=== TASK TO COMPLETE ===
Take the listing below and output it again exactly.
↓↓↓
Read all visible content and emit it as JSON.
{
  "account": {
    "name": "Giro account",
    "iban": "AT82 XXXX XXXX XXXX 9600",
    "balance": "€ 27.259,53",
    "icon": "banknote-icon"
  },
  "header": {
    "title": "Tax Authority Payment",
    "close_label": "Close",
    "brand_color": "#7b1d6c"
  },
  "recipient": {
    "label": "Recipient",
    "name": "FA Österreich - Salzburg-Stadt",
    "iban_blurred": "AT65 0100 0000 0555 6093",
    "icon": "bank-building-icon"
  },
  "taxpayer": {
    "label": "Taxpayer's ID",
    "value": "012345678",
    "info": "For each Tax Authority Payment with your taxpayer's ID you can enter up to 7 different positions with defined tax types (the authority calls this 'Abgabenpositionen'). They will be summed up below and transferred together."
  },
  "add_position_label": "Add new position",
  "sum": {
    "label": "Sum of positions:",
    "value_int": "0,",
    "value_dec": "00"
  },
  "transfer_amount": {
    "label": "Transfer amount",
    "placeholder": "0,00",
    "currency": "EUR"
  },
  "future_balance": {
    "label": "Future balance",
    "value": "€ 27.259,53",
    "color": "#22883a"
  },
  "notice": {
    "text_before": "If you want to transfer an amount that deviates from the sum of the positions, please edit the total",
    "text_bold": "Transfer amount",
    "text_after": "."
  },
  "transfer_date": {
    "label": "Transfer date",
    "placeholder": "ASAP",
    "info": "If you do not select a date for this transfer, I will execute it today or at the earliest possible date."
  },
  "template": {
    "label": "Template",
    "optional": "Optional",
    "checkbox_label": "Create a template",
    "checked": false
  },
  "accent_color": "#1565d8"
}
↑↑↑
=== TASK RESULT ===
Read all visible content and emit it as JSON.
{
  "account": {
    "name": "Giro account",
    "iban": "AT82 XXXX XXXX XXXX 9600",
    "balance": "€ 27.259,53",
    "icon": "banknote-icon"
  },
  "header": {
    "title": "Tax Authority Payment",
    "close_label": "Close",
    "brand_color": "#7b1d6c"
  },
  "recipient": {
    "label": "Recipient",
    "name": "FA Österreich - Salzburg-Stadt",
    "iban_blurred": "AT65 0100 0000 0555 6093",
    "icon": "bank-building-icon"
  },
  "taxpayer": {
    "label": "Taxpayer's ID",
    "value": "012345678",
    "info": "For each Tax Authority Payment with your taxpayer's ID you can enter up to 7 different positions with defined tax types (the authority calls this 'Abgabenpositionen'). They will be summed up below and transferred together."
  },
  "add_position_label": "Add new position",
  "sum": {
    "label": "Sum of positions:",
    "value_int": "0,",
    "value_dec": "00"
  },
  "transfer_amount": {
    "label": "Transfer amount",
    "placeholder": "0,00",
    "currency": "EUR"
  },
  "future_balance": {
    "label": "Future balance",
    "value": "€ 27.259,53",
    "color": "#22883a"
  },
  "notice": {
    "text_before": "If you want to transfer an amount that deviates from the sum of the positions, please edit the total",
    "text_bold": "Transfer amount",
    "text_after": "."
  },
  "transfer_date": {
    "label": "Transfer date",
    "placeholder": "ASAP",
    "info": "If you do not select a date for this transfer, I will execute it today or at the earliest possible date."
  },
  "template": {
    "label": "Template",
    "optional": "Optional",
    "checkbox_label": "Create a template",
    "checked": false
  },
  "accent_color": "#1565d8"
}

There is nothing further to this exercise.